El Diario has long been a leader in investigative reporting in Mexico and has set an example for border coverage. For years, its editors and owners have been strong supporters of investigative reporting and investigative reporting training initiatives.
IRE's own relationship with El Diario stretches back more than a decade.
IRE Board statement on the death of Armando Rodriguez
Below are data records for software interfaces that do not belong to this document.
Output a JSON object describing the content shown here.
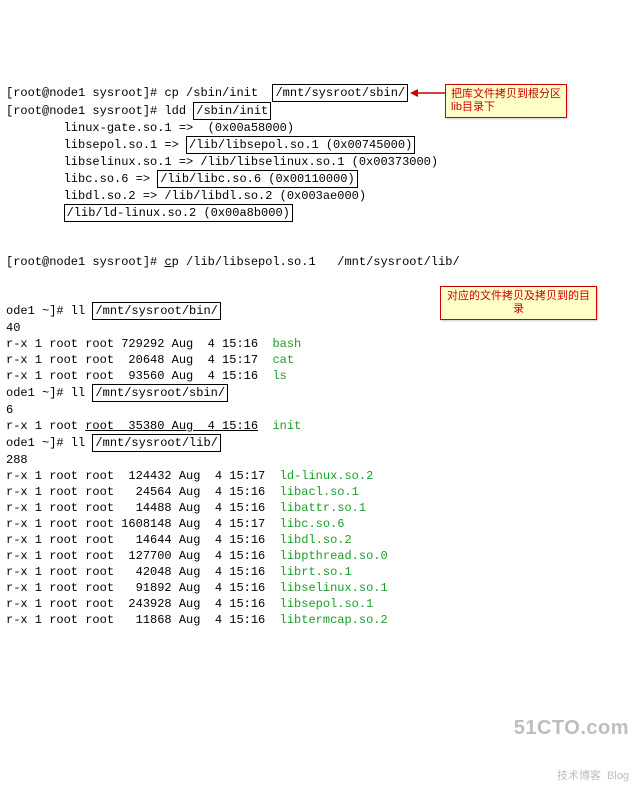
{
  "line1": {
    "prompt": "[root@node1 sysroot]#",
    "cmd": "cp /sbin/init",
    "box": "/mnt/sysroot/sbin/"
  },
  "ldd": {
    "prompt": "[root@node1 sysroot]#",
    "cmd": "ldd ",
    "box": "/sbin/init",
    "l1": "        linux-gate.so.1 =>  (0x00a58000)",
    "l2a": "        libsepol.so.1 =>",
    "l2b": "/lib/libsepol.so.1 (0x00745000)",
    "l3": "        libselinux.so.1 => /lib/libselinux.so.1 (0x00373000)",
    "l4a": "        libc.so.6 =>",
    "l4b": "/lib/libc.so.6 (0x00110000)",
    "l5": "        libdl.so.2 => /lib/libdl.so.2 (0x003ae000)",
    "l6a": "       ",
    "l6b": "/lib/ld-linux.so.2 (0x00a8b000)"
  },
  "cp2": {
    "prompt": "[root@node1 sysroot]#",
    "c": "c",
    "rest": "p /lib/libsepol.so.1   /mnt/sysroot/lib/"
  },
  "bin": {
    "prompt": "ode1 ~]# ll",
    "box": "/mnt/sysroot/bin/",
    "total": "40",
    "rows": [
      {
        "p": "r-x 1 root root 729292 Aug  4 15:16",
        "n": "bash"
      },
      {
        "p": "r-x 1 root root  20648 Aug  4 15:17",
        "n": "cat"
      },
      {
        "p": "r-x 1 root root  93560 Aug  4 15:16",
        "n": "ls"
      }
    ]
  },
  "sbin": {
    "prompt": "ode1 ~]# ll",
    "box": "/mnt/sysroot/sbin/",
    "total": "6",
    "row": {
      "p": "r-x 1 root",
      "u": "root  35380 Aug  4 15:16",
      "n": "init"
    }
  },
  "lib": {
    "prompt": "ode1 ~]# ll",
    "box": "/mnt/sysroot/lib/",
    "total": "288",
    "rows": [
      {
        "p": "r-x 1 root root  124432 Aug  4 15:17",
        "n": "ld-linux.so.2"
      },
      {
        "p": "r-x 1 root root   24564 Aug  4 15:16",
        "n": "libacl.so.1"
      },
      {
        "p": "r-x 1 root root   14488 Aug  4 15:16",
        "n": "libattr.so.1"
      },
      {
        "p": "r-x 1 root root 1608148 Aug  4 15:17",
        "n": "libc.so.6"
      },
      {
        "p": "r-x 1 root root   14644 Aug  4 15:16",
        "n": "libdl.so.2"
      },
      {
        "p": "r-x 1 root root  127700 Aug  4 15:16",
        "n": "libpthread.so.0"
      },
      {
        "p": "r-x 1 root root   42048 Aug  4 15:16",
        "n": "librt.so.1"
      },
      {
        "p": "r-x 1 root root   91892 Aug  4 15:16",
        "n": "libselinux.so.1"
      },
      {
        "p": "r-x 1 root root  243928 Aug  4 15:16",
        "n": "libsepol.so.1"
      },
      {
        "p": "r-x 1 root root   11868 Aug  4 15:16",
        "n": "libtermcap.so.2"
      }
    ]
  },
  "annot1": "把库文件拷贝到根分区lib目录下",
  "annot2": "对应的文件拷贝及拷贝到的目录",
  "watermark": {
    "big": "51CTO.com",
    "small": "技术博客  Blog"
  }
}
Both Armando Rodriguez and his editor, Rocio Gallegos, were members of IRE's Mexico project, which lasted from 1996-98. The newspaper was the principal sponsor of IRE Mexico's first border conference in 1997. In recent years, the newspaper funded a master's degree program in investigative reporting for its employees at the University of Texas at El Paso. Gallegos also spoke at the 2007 IRE Conference in Phoenix on Mexico's open records laws.We honor that work and that commitment. We sincerely hope that El Diario will continue its long-standing practice of thoroughly reporting on criminal incidents and of supporting investigative reporting despite this tragedy. We also support the newspaper's efforts and those of both The Inter-American Press Association/Sociedad Interamericana de la Prensa and the Committee to Protect Journalists to push for justice in this case. The problem of impunity in border crimes deeply concerns IRE. We are conscious of the fact that both U.S. and Mexican journalists have lost their lives over the last decade in murders that regrettably remain unsolved.